November 19, 2010

After leaving the hustle and bustle of the city tangle, the four of us rode into the late afternoon, jump starting our journey over to the long-awaited Oaxacan coast.  Well Wolf and Javier had been happily splashing in the waves a few days before we‘d met them in Oaxaca, but Kurt and I on the other hand have both been in need of a salt bath for a while.   Over the course of 3 days we pedaled our way up over those Sierra Madre yet again.  Just as excitedly expected, eventually we reached what seemed to be the summit of the range and looked out over the many green ripples leading to the west coast below and saw… water!  A lot of it!  An entire ocean‘s worth.  It took us a good half day to zip down the other side and by day’s end we were swimming in the rolling surf and drinking in the fire colored sunset.

 

Cruising along (photo: Wolf)...

It was great riding and hanging out with these guys. I got to pick Javier's (front) brain about his profession as a nurse and got to hear from Wolf what it's like running a bike touring company in Berlin...

You grow these agave...

...and you get to make this mezcal. The mountainous region of Oaxaca State is known for its mezcal production. Agave, I learned, is not considered a cactus.
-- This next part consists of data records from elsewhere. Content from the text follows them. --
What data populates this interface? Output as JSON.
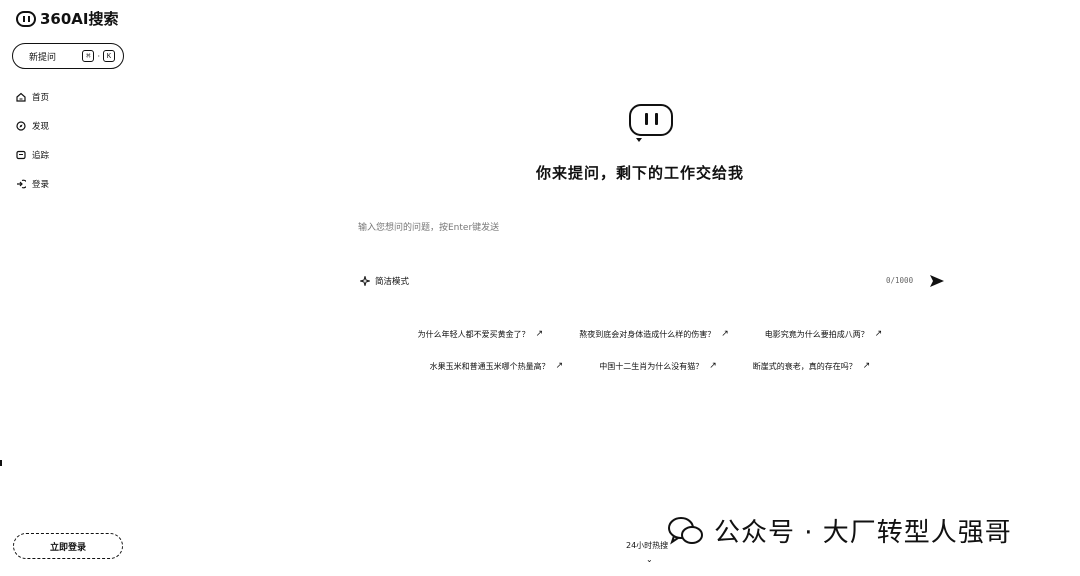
{
  "app": {
    "logo_text": "360AI搜索"
  },
  "sidebar": {
    "new_question": {
      "label": "新提问",
      "keys": [
        "⌘",
        "K"
      ],
      "separator": "·"
    },
    "nav": [
      {
        "label": "首页",
        "icon": "home-icon"
      },
      {
        "label": "发现",
        "icon": "compass-icon"
      },
      {
        "label": "追踪",
        "icon": "bookmark-icon"
      },
      {
        "label": "登录",
        "icon": "login-icon"
      }
    ],
    "login_button": "立即登录"
  },
  "main": {
    "headline": "你来提问，剩下的工作交给我",
    "search": {
      "placeholder": "输入您想问的问题，按Enter键发送",
      "value": ""
    },
    "mode_label": "简洁模式",
    "char_count": "0/1000",
    "suggestions": [
      [
        "为什么年轻人都不爱买黄金了？",
        "熬夜到底会对身体造成什么样的伤害？",
        "电影究竟为什么要拍成八两？"
      ],
      [
        "水果玉米和普通玉米哪个热量高？",
        "中国十二生肖为什么没有猫？",
        "断崖式的衰老，真的存在吗？"
      ]
    ],
    "hot_label": "24小时热搜",
    "hot_chevron": "⌄"
  },
  "watermark": {
    "text": "公众号 · 大厂转型人强哥"
  }
}
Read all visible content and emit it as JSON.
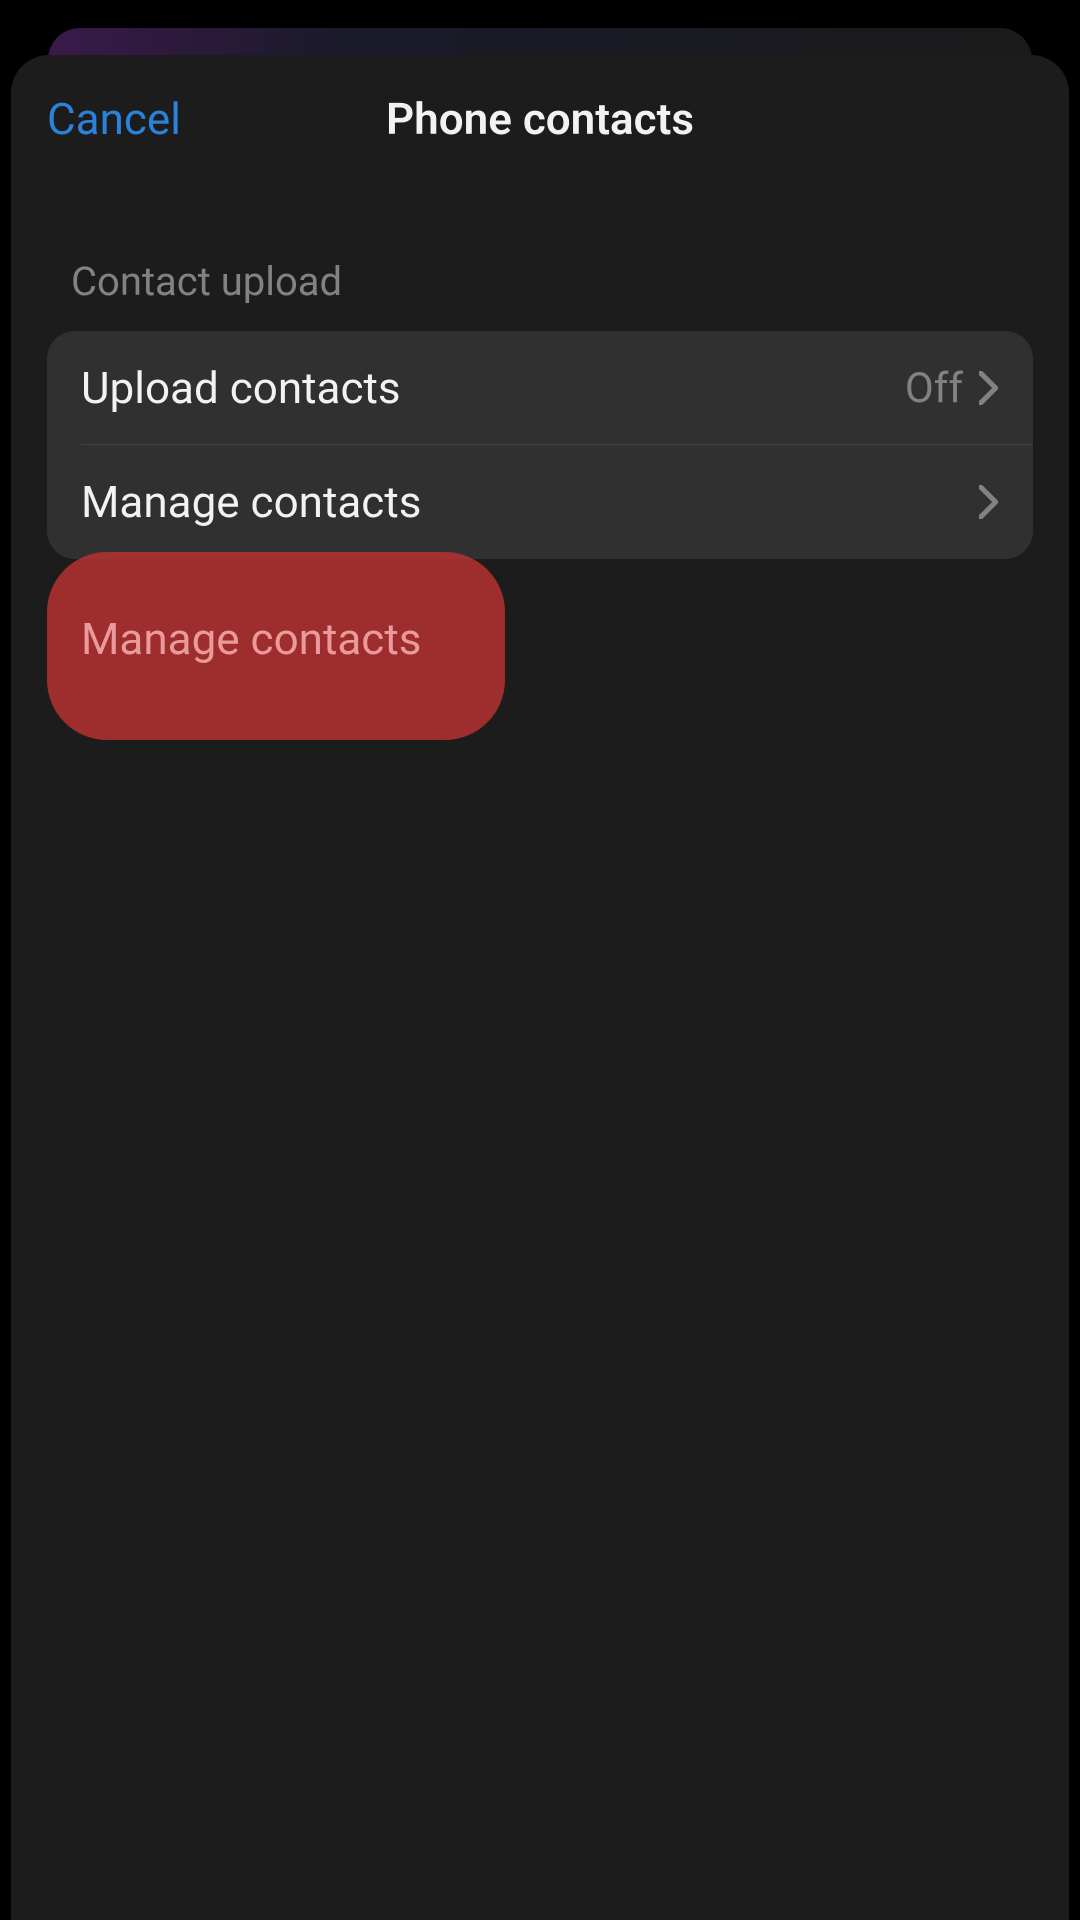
{
  "header": {
    "cancel": "Cancel",
    "title": "Phone contacts"
  },
  "section": {
    "header": "Contact upload"
  },
  "rows": {
    "upload": {
      "label": "Upload contacts",
      "value": "Off"
    },
    "manage": {
      "label": "Manage contacts"
    }
  },
  "colors": {
    "accent": "#2f88e6",
    "highlight": "#c33232"
  }
}
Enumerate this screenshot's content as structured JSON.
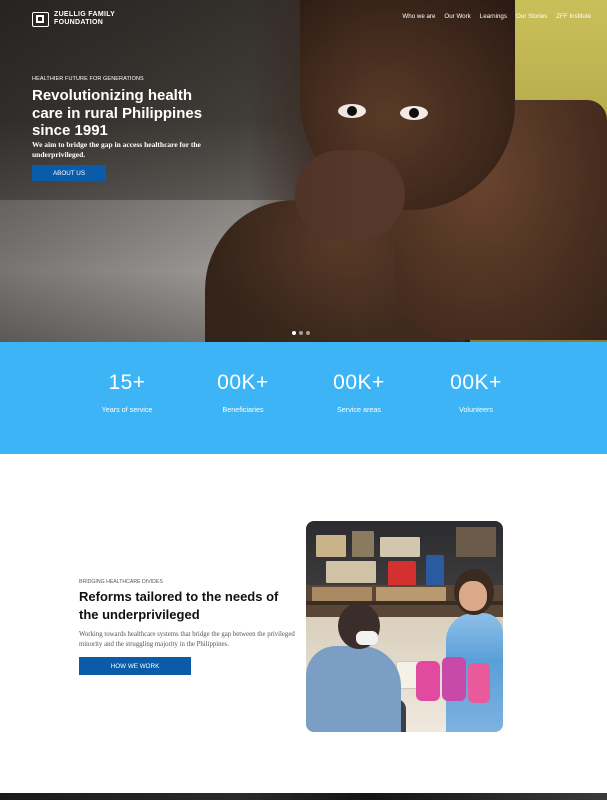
{
  "brand": {
    "name_line1": "Zuellig Family",
    "name_line2": "Foundation"
  },
  "nav": {
    "items": [
      {
        "label": "Who we are"
      },
      {
        "label": "Our Work"
      },
      {
        "label": "Learnings"
      },
      {
        "label": "Our Stories"
      },
      {
        "label": "ZFF Institute"
      }
    ]
  },
  "hero": {
    "eyebrow": "HEALTHIER FUTURE FOR GENERATIONS",
    "title": "Revolutionizing health care in rural Philippines since 1991",
    "subtitle": "We aim to bridge the gap in access healthcare for the underprivileged.",
    "button_label": "ABOUT US",
    "slides_total": 3,
    "slide_active": 1
  },
  "stats": {
    "background": "#3db4f5",
    "items": [
      {
        "value": "15+",
        "label": "Years of service"
      },
      {
        "value": "00K+",
        "label": "Beneficiaries"
      },
      {
        "value": "00K+",
        "label": "Service areas"
      },
      {
        "value": "00K+",
        "label": "Volunteers"
      }
    ]
  },
  "reforms": {
    "eyebrow": "BRIDGING HEALTHCARE DIVIDES",
    "title": "Reforms tailored to the needs of the underprivileged",
    "body": "Working towards healthcare systems that bridge the gap between the privileged minority and the struggling majority in the Philippines.",
    "button_label": "HOW WE WORK"
  },
  "colors": {
    "primary_button": "#0a5ca8",
    "stats_band": "#3db4f5"
  }
}
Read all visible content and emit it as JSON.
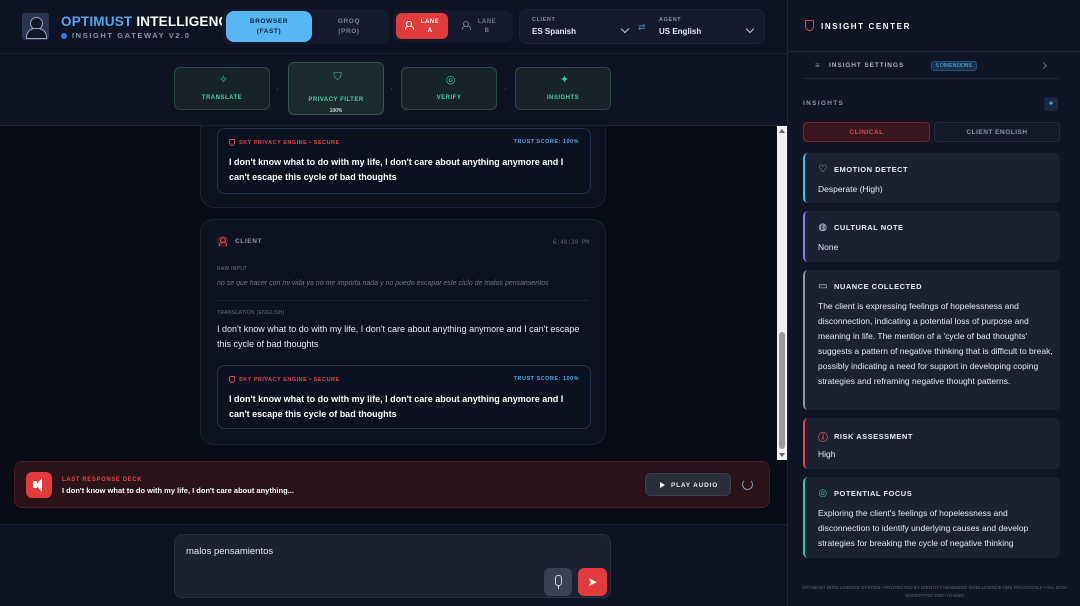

For awhile it stayed in the lily or aloe family, but now gets its own classification as Agavaceae.

 

Morning breakfast concoctions taste better with a group...

 

Perfect beginnings...

 

...perfect endings...

 

In the distance, the ocean!...

 

In the foreground, the joy! (photo: Wolf)...